When Apple engineers a product, you can bet 9.5 out of 10 laptops will be maintenance free.
Is it more important that your device be fashionable, or functional?
For the people more obsessed with fashion and appearing trendy, there are devices. If the price-point is low enough that everyone can play, it becomes a moot point (see Nexus 7). You can just get a new one. And if your income far exceeds your common sense, they are all disposable.
For people more concerned with being able to replace lithium ion batteries (they last about a year) because they'll be using this machine for 4-6 years (read: student) there are better options with batteries you can swap out at lunch for the rest of the day, and inputs you can use for removable storage if your prof doesn't have a wireless connection in his lecture hall.
I personally prefer a balance of the two where you have something nice looking that has a battery you can get at.
Other than battery though? Unless you are running Linux or OSX or one of the other rare UNIX based OS's, CPU performance matters (read windows). Most of us still use Windows for everything. Thing is, Windows requires more and more memory and CPU every time it's released. Within two years at this point you need a whole new machine anyway, unless you plan to stick with an older version. So you'll be looking to upgrade every few years anyway.
But you also have the consumer argument. How DARE a company expect me to pay for a device that I can't modify/upgrade/expand. That's ridiculous, and there's no excuse for it.

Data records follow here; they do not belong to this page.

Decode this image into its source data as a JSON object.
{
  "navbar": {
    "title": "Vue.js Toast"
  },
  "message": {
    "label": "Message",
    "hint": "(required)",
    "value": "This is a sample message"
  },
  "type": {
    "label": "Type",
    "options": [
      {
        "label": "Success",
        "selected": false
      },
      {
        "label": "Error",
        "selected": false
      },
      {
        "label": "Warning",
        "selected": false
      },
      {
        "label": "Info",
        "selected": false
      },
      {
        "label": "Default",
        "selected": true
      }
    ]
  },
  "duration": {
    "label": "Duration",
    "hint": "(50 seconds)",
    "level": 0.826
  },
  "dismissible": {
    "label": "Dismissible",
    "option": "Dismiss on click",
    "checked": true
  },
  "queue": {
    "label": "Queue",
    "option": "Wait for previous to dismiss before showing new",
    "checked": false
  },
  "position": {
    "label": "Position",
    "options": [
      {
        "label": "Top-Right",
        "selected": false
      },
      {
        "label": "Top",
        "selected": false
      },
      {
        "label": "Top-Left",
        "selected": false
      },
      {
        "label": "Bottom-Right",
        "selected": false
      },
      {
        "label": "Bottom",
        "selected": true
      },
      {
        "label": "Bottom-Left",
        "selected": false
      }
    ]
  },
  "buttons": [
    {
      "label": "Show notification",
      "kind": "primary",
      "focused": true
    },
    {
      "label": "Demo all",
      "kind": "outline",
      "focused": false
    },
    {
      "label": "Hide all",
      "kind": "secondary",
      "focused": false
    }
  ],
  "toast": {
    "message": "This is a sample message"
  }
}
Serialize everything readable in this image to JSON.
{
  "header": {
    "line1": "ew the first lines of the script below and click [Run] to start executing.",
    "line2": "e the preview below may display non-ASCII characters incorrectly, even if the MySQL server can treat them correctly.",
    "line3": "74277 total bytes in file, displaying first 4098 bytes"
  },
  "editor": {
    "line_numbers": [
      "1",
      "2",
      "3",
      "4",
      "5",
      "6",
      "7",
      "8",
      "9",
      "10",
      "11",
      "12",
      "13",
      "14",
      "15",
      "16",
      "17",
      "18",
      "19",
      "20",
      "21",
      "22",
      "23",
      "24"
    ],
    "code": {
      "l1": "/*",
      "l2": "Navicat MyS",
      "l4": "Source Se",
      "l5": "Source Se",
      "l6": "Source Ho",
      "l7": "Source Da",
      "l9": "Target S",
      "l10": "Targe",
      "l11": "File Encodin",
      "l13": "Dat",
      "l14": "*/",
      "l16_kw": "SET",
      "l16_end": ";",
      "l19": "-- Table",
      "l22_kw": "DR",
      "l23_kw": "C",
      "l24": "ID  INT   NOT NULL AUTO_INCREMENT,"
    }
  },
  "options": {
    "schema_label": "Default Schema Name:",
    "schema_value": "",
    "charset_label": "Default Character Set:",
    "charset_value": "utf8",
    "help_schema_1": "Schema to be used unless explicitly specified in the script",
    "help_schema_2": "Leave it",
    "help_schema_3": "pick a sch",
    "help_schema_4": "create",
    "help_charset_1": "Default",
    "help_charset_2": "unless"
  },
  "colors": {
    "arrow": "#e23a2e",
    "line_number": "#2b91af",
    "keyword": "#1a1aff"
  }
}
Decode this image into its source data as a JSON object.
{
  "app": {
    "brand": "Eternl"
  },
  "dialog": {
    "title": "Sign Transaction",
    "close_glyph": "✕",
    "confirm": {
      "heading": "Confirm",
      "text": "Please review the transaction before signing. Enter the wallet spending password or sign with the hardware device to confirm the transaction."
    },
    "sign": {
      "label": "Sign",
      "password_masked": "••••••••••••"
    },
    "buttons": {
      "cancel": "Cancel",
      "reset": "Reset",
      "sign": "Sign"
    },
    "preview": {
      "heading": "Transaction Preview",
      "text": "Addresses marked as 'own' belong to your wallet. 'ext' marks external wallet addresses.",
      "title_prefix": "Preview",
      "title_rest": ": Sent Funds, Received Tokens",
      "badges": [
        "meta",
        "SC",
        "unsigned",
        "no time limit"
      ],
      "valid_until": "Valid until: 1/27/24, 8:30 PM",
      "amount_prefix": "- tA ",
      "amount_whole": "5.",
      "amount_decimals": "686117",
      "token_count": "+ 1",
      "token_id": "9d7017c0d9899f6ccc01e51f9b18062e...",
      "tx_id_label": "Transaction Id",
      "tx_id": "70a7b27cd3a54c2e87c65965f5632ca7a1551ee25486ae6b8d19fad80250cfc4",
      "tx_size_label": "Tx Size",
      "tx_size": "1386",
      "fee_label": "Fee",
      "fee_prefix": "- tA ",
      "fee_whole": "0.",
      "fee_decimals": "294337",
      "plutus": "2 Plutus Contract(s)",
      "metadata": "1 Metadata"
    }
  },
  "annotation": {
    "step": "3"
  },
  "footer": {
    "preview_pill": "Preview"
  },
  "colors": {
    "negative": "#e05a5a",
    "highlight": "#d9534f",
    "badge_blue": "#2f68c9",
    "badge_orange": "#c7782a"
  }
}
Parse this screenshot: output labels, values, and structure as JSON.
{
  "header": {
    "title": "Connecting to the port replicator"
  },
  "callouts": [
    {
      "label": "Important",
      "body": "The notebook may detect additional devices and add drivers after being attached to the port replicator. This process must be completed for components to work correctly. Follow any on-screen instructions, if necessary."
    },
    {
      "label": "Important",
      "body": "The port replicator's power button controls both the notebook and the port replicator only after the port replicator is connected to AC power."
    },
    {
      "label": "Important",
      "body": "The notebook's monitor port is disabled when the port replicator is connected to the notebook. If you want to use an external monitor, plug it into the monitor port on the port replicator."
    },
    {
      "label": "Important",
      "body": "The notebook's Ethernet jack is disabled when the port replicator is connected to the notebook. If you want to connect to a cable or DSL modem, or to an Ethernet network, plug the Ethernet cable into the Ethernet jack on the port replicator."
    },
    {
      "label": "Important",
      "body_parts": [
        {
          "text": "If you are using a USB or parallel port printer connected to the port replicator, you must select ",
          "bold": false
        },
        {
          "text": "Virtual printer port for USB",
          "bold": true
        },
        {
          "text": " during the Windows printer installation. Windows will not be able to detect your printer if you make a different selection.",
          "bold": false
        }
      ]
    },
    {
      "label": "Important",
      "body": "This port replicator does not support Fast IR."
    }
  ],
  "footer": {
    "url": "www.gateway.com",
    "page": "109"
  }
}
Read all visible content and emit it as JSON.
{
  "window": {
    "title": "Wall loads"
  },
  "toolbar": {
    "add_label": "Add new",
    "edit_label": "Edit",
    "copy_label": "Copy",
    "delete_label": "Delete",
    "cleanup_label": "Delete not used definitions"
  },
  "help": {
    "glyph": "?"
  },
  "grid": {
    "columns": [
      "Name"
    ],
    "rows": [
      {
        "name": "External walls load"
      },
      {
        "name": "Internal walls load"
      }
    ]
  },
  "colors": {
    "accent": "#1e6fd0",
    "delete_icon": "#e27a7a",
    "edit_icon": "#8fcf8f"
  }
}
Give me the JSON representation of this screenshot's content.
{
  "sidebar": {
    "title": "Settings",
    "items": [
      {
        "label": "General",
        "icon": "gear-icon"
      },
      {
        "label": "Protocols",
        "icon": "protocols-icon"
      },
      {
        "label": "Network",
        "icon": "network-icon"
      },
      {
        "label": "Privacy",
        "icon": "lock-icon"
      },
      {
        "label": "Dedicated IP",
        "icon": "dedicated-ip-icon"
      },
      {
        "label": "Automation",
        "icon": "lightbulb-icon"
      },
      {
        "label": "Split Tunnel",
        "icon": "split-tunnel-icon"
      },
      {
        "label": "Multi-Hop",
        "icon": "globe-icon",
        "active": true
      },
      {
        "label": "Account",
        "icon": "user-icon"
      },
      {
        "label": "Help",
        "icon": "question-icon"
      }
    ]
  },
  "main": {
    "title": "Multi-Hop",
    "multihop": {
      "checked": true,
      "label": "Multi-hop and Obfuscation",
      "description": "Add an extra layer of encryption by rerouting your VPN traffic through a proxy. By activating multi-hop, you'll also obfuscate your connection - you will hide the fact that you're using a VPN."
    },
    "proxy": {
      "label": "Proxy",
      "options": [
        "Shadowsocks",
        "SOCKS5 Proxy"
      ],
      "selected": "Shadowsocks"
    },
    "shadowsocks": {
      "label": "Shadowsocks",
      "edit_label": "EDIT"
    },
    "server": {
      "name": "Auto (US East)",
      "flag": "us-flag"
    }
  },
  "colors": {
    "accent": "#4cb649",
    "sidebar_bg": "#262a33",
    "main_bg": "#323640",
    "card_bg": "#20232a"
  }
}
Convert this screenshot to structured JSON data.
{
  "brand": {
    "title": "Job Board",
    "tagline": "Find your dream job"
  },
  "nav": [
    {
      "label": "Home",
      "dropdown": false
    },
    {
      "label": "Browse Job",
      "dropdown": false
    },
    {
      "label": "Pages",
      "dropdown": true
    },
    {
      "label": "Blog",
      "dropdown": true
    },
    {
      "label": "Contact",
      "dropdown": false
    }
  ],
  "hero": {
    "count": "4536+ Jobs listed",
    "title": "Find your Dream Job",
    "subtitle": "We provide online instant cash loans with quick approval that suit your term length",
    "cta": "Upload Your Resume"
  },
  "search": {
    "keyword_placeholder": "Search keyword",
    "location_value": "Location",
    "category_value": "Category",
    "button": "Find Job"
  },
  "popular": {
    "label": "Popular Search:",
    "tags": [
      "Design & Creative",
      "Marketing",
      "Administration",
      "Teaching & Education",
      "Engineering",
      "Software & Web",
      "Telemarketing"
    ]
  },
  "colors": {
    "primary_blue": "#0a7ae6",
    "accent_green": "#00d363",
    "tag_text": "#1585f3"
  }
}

But what do I know? I'm the lead technical guy at a leading healthcare company, and I use an Asus Transformer Prime to do everything now. It isn't even rooted. Take my perspective with a grain of salt lol. I'm using a locked in design with a battery I can't get at, and I'm salivating at the opportunity to replace it in a week with a TF700T.